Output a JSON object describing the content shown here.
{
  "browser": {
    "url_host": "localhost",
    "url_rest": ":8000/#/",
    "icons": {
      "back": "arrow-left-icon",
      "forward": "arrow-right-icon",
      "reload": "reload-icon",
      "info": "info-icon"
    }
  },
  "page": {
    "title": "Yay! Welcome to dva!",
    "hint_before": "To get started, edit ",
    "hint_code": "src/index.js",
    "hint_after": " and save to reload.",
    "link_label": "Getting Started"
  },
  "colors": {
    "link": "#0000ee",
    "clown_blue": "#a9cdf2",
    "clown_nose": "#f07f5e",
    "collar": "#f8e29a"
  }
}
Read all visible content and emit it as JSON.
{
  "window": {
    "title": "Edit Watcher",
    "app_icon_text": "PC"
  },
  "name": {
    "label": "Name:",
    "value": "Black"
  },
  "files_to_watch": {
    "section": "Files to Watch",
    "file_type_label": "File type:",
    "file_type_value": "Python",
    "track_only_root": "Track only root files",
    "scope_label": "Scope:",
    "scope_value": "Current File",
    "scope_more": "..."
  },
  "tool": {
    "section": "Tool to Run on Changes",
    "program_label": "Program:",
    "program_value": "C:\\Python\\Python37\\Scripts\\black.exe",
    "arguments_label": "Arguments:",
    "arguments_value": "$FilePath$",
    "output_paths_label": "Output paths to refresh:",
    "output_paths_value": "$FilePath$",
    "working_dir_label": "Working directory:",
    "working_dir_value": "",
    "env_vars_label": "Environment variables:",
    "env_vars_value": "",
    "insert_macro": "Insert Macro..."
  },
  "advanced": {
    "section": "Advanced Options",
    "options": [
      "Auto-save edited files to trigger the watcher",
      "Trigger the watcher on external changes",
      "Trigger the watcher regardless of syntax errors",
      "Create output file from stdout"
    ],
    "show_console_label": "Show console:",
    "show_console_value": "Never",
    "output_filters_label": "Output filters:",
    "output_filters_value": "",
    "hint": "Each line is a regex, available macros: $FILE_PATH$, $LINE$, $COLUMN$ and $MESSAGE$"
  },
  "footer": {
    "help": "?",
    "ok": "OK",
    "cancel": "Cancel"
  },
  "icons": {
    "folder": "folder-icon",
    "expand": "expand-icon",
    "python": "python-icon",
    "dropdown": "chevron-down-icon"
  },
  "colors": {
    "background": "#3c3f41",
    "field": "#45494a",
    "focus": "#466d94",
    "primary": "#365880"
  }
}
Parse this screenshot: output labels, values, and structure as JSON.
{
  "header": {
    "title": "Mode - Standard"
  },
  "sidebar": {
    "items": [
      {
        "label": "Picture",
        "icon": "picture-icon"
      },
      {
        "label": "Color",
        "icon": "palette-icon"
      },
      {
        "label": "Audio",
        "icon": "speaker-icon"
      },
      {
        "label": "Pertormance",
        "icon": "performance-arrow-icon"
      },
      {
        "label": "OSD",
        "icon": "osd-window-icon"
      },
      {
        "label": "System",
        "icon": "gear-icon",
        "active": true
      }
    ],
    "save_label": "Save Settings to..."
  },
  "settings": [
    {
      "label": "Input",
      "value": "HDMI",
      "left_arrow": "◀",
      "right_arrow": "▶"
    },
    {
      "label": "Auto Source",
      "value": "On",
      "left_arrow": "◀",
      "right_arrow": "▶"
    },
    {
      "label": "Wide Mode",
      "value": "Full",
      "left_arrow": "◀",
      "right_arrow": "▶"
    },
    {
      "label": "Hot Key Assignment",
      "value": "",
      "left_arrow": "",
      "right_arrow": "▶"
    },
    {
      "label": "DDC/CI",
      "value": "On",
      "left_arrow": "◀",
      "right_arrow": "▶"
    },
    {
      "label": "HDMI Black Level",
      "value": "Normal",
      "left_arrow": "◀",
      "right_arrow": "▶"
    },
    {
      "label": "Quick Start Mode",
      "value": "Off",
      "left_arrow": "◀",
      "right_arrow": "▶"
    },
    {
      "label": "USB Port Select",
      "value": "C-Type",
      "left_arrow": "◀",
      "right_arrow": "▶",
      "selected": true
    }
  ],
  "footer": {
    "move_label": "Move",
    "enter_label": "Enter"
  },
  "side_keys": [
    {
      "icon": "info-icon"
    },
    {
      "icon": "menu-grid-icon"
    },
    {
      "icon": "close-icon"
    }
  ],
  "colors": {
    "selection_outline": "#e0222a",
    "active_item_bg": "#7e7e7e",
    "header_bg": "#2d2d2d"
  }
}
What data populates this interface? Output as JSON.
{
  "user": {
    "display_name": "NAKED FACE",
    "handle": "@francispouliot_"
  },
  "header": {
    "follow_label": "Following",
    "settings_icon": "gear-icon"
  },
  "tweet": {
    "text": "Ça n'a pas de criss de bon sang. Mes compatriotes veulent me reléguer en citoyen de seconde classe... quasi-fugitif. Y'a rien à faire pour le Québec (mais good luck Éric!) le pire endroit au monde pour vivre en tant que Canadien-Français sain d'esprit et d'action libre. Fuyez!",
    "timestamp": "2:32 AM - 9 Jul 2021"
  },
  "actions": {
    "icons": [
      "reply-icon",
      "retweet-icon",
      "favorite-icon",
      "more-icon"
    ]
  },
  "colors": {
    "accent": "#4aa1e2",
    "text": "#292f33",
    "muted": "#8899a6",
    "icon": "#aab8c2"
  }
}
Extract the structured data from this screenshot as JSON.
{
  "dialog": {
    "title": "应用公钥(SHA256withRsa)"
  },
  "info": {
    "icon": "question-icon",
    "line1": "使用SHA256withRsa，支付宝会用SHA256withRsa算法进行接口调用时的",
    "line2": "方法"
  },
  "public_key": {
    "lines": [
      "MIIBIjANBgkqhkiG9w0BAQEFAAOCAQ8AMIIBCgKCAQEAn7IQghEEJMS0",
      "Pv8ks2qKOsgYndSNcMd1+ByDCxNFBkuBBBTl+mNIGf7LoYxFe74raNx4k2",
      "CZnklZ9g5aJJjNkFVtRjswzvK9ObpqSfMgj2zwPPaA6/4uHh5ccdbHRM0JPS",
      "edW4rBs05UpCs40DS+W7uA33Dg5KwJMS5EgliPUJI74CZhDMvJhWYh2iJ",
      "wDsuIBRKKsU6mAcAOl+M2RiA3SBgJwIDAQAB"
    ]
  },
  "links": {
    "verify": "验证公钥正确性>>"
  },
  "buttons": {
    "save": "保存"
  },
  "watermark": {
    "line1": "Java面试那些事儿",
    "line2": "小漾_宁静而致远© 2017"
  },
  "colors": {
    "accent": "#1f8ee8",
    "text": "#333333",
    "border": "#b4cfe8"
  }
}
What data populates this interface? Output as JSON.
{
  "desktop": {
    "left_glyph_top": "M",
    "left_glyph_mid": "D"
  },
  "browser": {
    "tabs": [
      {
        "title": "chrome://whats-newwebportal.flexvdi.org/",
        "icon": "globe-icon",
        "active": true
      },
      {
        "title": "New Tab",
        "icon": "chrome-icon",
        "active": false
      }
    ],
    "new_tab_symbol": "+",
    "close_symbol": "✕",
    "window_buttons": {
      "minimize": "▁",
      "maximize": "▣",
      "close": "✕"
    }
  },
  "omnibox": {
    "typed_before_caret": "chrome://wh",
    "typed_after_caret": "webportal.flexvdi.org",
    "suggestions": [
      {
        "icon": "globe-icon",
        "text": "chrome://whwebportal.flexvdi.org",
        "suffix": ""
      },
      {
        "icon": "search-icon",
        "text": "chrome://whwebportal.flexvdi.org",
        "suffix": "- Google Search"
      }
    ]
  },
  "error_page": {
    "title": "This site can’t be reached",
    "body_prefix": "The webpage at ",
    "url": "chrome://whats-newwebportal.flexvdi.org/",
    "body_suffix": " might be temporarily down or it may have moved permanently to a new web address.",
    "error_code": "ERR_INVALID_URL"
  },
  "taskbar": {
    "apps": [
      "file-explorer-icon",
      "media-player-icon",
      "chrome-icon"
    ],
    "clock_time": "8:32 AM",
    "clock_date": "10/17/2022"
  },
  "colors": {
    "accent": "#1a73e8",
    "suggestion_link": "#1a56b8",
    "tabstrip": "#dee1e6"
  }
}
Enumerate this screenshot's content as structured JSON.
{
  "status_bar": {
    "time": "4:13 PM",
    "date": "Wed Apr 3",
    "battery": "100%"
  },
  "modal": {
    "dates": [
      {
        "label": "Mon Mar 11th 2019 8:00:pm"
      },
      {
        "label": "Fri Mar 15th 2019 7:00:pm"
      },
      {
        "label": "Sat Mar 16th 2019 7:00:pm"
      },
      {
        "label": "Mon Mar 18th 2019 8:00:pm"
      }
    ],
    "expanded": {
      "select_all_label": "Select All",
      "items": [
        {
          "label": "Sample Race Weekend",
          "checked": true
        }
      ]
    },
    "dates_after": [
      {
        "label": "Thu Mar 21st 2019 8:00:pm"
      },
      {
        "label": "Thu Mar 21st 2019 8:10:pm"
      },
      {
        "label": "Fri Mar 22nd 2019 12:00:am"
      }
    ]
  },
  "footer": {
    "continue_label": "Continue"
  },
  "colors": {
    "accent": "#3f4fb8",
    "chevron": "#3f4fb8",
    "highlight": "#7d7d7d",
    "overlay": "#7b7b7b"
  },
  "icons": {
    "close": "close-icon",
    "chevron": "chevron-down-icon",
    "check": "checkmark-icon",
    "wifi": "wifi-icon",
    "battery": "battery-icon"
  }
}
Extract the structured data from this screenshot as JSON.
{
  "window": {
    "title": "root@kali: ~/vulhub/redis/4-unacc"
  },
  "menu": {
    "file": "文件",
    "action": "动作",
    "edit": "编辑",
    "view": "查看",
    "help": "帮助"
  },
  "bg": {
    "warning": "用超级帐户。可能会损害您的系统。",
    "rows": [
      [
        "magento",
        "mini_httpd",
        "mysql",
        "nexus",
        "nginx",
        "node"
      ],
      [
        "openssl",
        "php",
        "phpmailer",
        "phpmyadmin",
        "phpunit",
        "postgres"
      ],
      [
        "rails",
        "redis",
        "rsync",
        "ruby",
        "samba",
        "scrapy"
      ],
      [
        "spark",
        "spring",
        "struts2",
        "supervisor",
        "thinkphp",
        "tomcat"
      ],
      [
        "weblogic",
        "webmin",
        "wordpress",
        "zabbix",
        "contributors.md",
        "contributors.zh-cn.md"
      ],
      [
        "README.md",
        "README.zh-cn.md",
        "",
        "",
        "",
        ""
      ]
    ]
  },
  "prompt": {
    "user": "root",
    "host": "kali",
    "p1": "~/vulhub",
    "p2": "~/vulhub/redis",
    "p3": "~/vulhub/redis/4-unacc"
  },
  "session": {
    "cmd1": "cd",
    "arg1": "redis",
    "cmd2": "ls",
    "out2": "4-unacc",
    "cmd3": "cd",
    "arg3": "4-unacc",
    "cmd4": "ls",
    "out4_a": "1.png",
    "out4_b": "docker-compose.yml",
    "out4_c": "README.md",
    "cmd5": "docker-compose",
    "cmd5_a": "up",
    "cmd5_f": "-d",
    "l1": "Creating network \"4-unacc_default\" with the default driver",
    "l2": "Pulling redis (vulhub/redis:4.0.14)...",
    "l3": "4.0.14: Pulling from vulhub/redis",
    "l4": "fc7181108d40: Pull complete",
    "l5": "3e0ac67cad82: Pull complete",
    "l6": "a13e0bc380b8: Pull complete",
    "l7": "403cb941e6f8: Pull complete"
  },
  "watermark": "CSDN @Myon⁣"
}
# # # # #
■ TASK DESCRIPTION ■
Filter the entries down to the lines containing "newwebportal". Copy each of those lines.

■ PROBLEM SOLUTION ■
        "title": "chrome://whats-newwebportal.flexvdi.org/",
    "url": "chrome://whats-newwebportal.flexvdi.org/",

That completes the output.